This is illustrated by the trustee's statement, in a letter to appellants' counsel, in regard to the special counsel retained to handle insurance claims:
'Almost immediately after their retention I discovered that it was impossible to compartmentalize my investigation. There was no logical way to separate the development of facts regarding possible insurance claims from the development of facts which might give rise to other causes of action.'
We recognize that in the instant case the trustee's disclaimer of compensation for legal services rendered by him is a countervailing factor
As against these forceful considerations we cannot accept appellee's contention that the 'sound special circumstances' principle was effectively eliminated in the Southern and Eastern Districts of New York because a provision imposing that requirement in former Eastern District Rule 12 was omitted in what became Rule 9 and is now Rule 10 of the bankruptcy rules of these courts. See explanatory note to Bankruptcy Rule 9-- 'Appointment of Attorneys' in Rules of the United States District Courts for the Southern and Eastern Districts of New York, effective March 1, 1952 (Court Press ed. at 152)
The trustee has called attention to several important cases in various districts in this circuit where a trustee in bankruptcy has been allowed to appoint his own firm as counsel.
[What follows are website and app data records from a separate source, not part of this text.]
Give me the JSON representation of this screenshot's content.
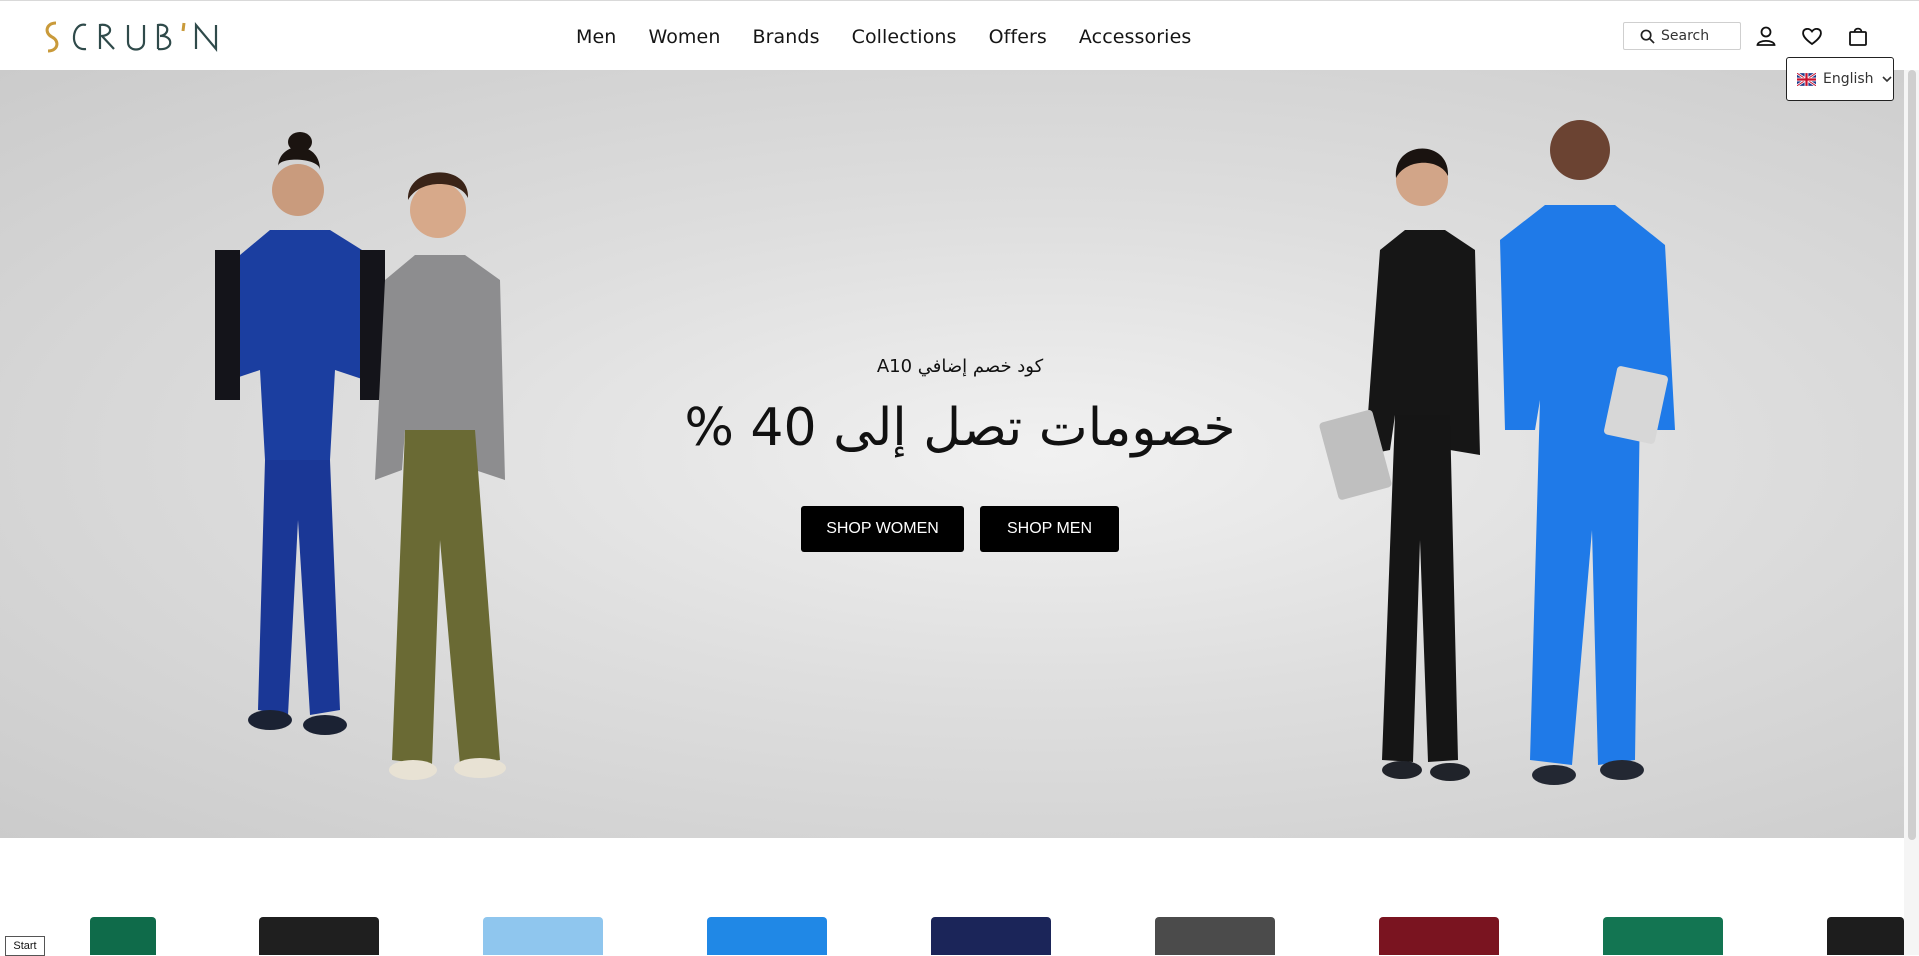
{
  "brand": {
    "logo_text": "SCRUB'N"
  },
  "nav": {
    "items": [
      "Men",
      "Women",
      "Brands",
      "Collections",
      "Offers",
      "Accessories"
    ]
  },
  "header": {
    "search_label": "Search",
    "language": "English"
  },
  "hero": {
    "subtitle": "كود خصم إضافي A10",
    "title": "خصومات تصل إلى 40 %",
    "shop_women": "SHOP WOMEN",
    "shop_men": "SHOP MEN"
  },
  "taskbar": {
    "start_label": "Start"
  },
  "icons": [
    "search-icon",
    "account-icon",
    "wishlist-heart-icon",
    "shopping-bag-icon",
    "uk-flag-icon",
    "chevron-down-icon"
  ]
}
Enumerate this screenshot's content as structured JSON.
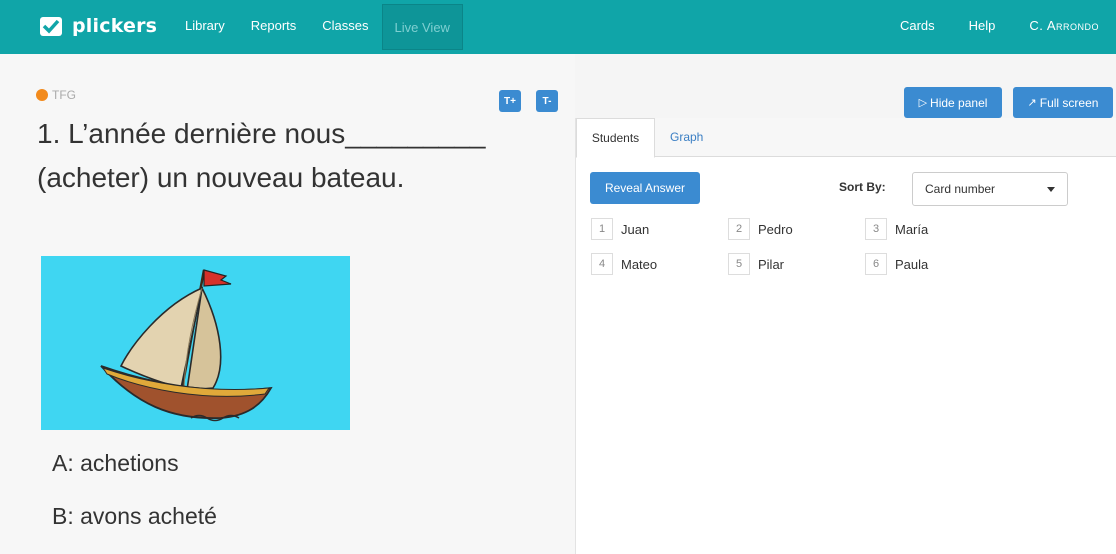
{
  "brand": {
    "name": "plickers"
  },
  "nav": {
    "left": [
      "Library",
      "Reports",
      "Classes",
      "Live View"
    ],
    "right": [
      "Cards",
      "Help",
      "C. Arrondo"
    ]
  },
  "question": {
    "set_name": "TFG",
    "text": "1. L’année dernière nous_________ (acheter) un nouveau bateau.",
    "text_size_up": "T+",
    "text_size_down": "T-",
    "choices": [
      "A: achetions",
      "B: avons acheté"
    ]
  },
  "panel": {
    "hide_label": "Hide panel",
    "fullscreen_label": "Full screen",
    "tabs": [
      "Students",
      "Graph"
    ],
    "reveal_label": "Reveal Answer",
    "sort_label": "Sort By:",
    "sort_value": "Card number",
    "students": [
      {
        "num": "1",
        "name": "Juan"
      },
      {
        "num": "2",
        "name": "Pedro"
      },
      {
        "num": "3",
        "name": "María"
      },
      {
        "num": "4",
        "name": "Mateo"
      },
      {
        "num": "5",
        "name": "Pilar"
      },
      {
        "num": "6",
        "name": "Paula"
      }
    ]
  },
  "colors": {
    "header": "#10a5a8",
    "accent": "#3b8bd1",
    "set_dot": "#f28a1c",
    "image_bg": "#3fd6f2"
  }
}
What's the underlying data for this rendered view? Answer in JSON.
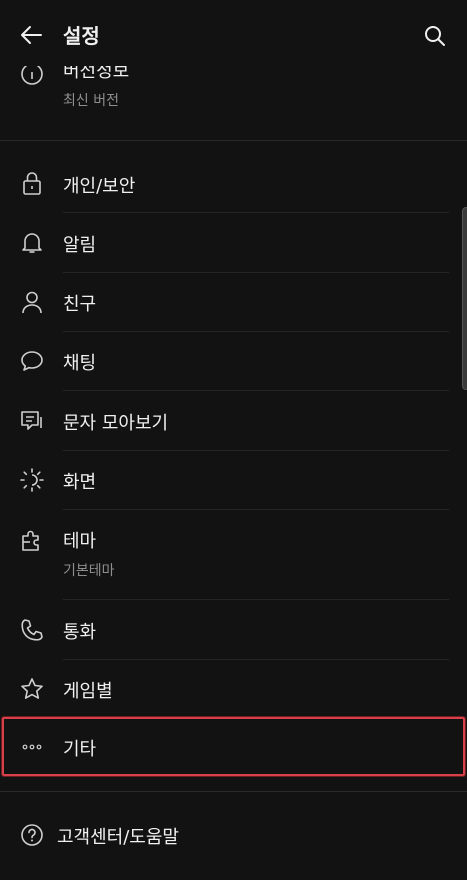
{
  "header": {
    "title": "설정",
    "back_icon": "arrow-left-icon",
    "search_icon": "search-icon"
  },
  "version": {
    "title": "버전정보",
    "subtitle": "최신 버전",
    "icon": "info-icon"
  },
  "menu": [
    {
      "id": "privacy",
      "label": "개인/보안",
      "icon": "lock-icon"
    },
    {
      "id": "notification",
      "label": "알림",
      "icon": "bell-icon"
    },
    {
      "id": "friends",
      "label": "친구",
      "icon": "person-icon"
    },
    {
      "id": "chat",
      "label": "채팅",
      "icon": "chat-bubble-icon"
    },
    {
      "id": "sms",
      "label": "문자 모아보기",
      "icon": "message-list-icon"
    },
    {
      "id": "display",
      "label": "화면",
      "icon": "brightness-icon"
    },
    {
      "id": "theme",
      "label": "테마",
      "subtitle": "기본테마",
      "icon": "puzzle-icon"
    },
    {
      "id": "call",
      "label": "통화",
      "icon": "phone-icon"
    },
    {
      "id": "game",
      "label": "게임별",
      "icon": "star-icon"
    },
    {
      "id": "etc",
      "label": "기타",
      "icon": "more-dots-icon"
    }
  ],
  "help": {
    "label": "고객센터/도움말",
    "icon": "help-circle-icon"
  },
  "colors": {
    "background": "#121212",
    "text": "#f0f0f0",
    "subtext": "#8e8e8e",
    "highlight": "#d9414a"
  }
}
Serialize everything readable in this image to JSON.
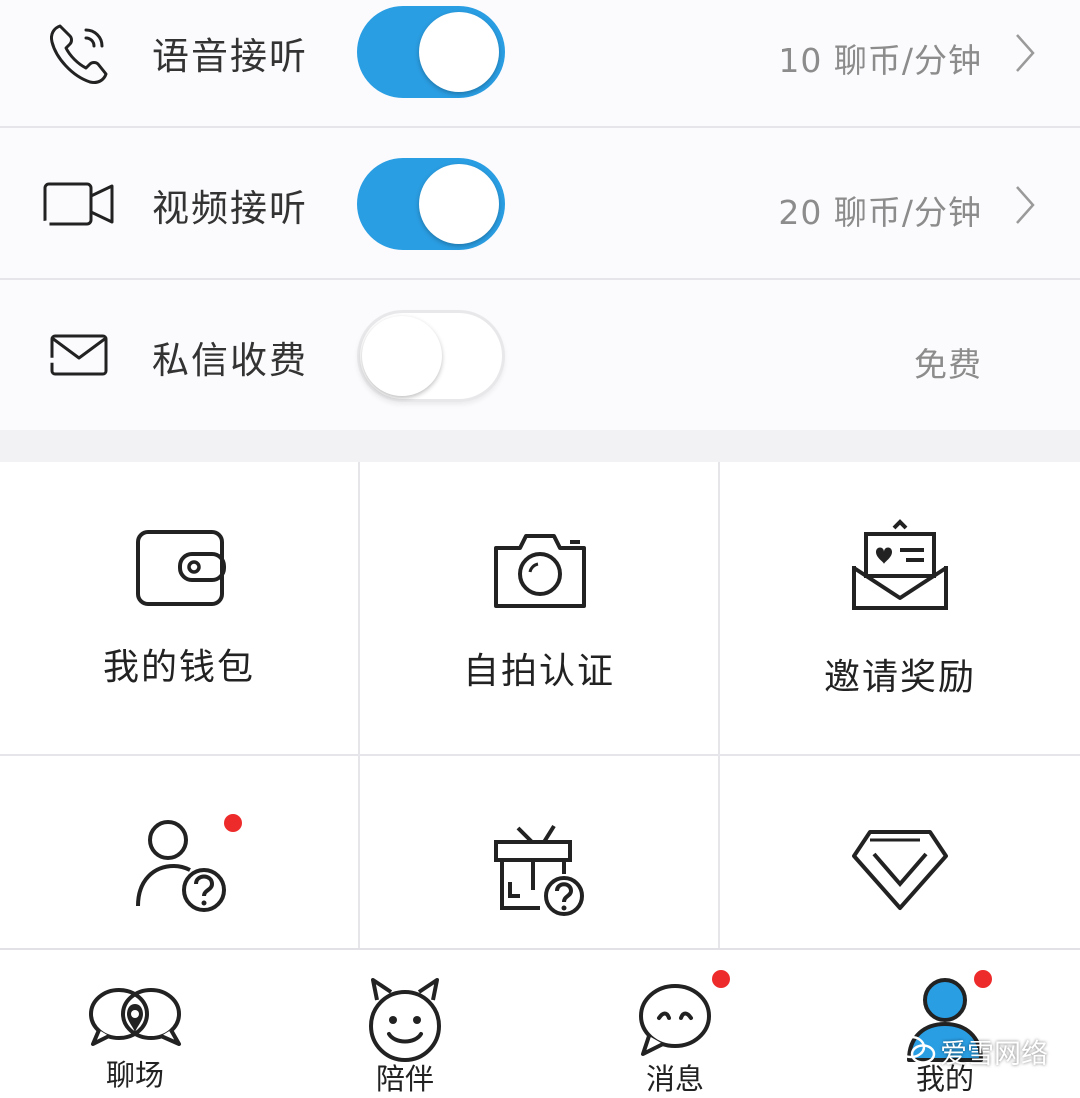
{
  "settings": [
    {
      "label": "语音接听",
      "price": "10 聊币/分钟",
      "enabled": true,
      "icon": "phone-icon",
      "has_chevron": true
    },
    {
      "label": "视频接听",
      "price": "20 聊币/分钟",
      "enabled": true,
      "icon": "video-camera-icon",
      "has_chevron": true
    },
    {
      "label": "私信收费",
      "price": "免费",
      "enabled": false,
      "icon": "envelope-icon",
      "has_chevron": false
    }
  ],
  "grid": [
    {
      "label": "我的钱包",
      "icon": "wallet-icon"
    },
    {
      "label": "自拍认证",
      "icon": "camera-icon"
    },
    {
      "label": "邀请奖励",
      "icon": "invite-letter-icon"
    },
    {
      "label": "",
      "icon": "user-question-icon",
      "badge": true
    },
    {
      "label": "",
      "icon": "gift-question-icon"
    },
    {
      "label": "",
      "icon": "diamond-icon"
    }
  ],
  "tabs": [
    {
      "label": "聊场",
      "icon": "chat-bubbles-icon"
    },
    {
      "label": "陪伴",
      "icon": "devil-face-icon"
    },
    {
      "label": "消息",
      "icon": "message-bubble-icon",
      "badge": true
    },
    {
      "label": "我的",
      "icon": "profile-icon",
      "badge": true,
      "active": true
    }
  ],
  "watermark": "爱雪网络",
  "colors": {
    "accent": "#2a9ee3",
    "badge": "#ee2b2b"
  }
}
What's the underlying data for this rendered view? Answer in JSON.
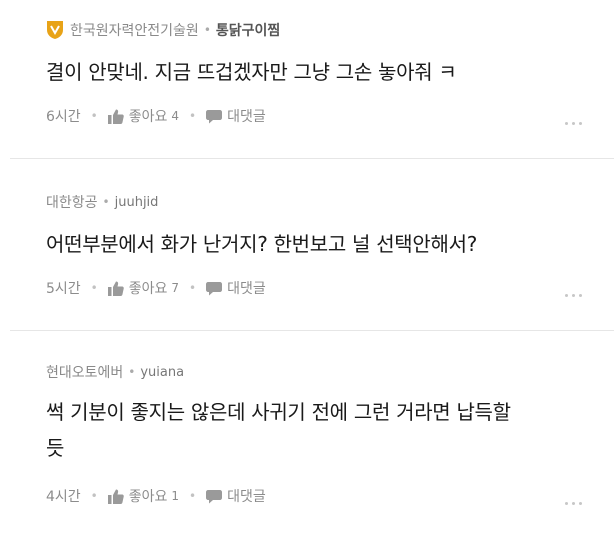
{
  "comments": [
    {
      "company": "한국원자력안전기술원",
      "nickname": "통닭구이찜",
      "has_badge": true,
      "text": "결이 안맞네. 지금 뜨겁겠자만 그냥 그손 놓아줘 ㅋ",
      "time": "6시간",
      "like_label": "좋아요",
      "like_count": "4",
      "reply_label": "대댓글"
    },
    {
      "company": "대한항공",
      "nickname": "juuhjid",
      "has_badge": false,
      "text": "어떤부분에서 화가 난거지? 한번보고 널 선택안해서?",
      "time": "5시간",
      "like_label": "좋아요",
      "like_count": "7",
      "reply_label": "대댓글"
    },
    {
      "company": "현대오토에버",
      "nickname": "yuiana",
      "has_badge": false,
      "text_line1": "썩 기분이 좋지는 않은데 사귀기 전에 그런 거라면 납득할",
      "text_line2": "듯",
      "time": "4시간",
      "like_label": "좋아요",
      "like_count": "1",
      "reply_label": "대댓글"
    }
  ],
  "colors": {
    "badge": "#e8a317",
    "meta_text": "#777777",
    "divider": "#e6e6e6"
  },
  "icons": [
    "badge-icon",
    "thumbs-up-icon",
    "speech-bubble-icon",
    "more-dots-icon"
  ]
}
Although this serves to explain the course followed here and eliminates any possibility of personal criticism-- which is in no event intended-- we have never passed upon this practice and do not approve of it for substantial estates as a general rule. The trustee has also cited a statement by a senior employee of the SEC that 'In order to promote more economical administration of estates, the Commission has recommended in a number of Chapter X proceedings that trustees and receivers who are attorneys act as their own counsel, utilizing where necessary the service of their law partners or associates.' Bandler, Securities Trading and Fee Sharing under Chapter X of the Bankruptcy Act, 35 Ref.J. 69, 74 (1961). However, the same article notes 'It has been suggested that there may be some impropriety in the employment by trustees of their law partners or firms as counsel in ordinary bankruptcy.' Ibid. We must confess inability to perceive sound basis for a distinction. We likewise find inapposite the common practice whereby a lawyer designated as executor retains his own law firm; a testator would normally expect and desire that the firm that handled his affairs during his life should continue to do so after his death. Similar considerations apply to a lawyer named as trustee in an inter vivos trust.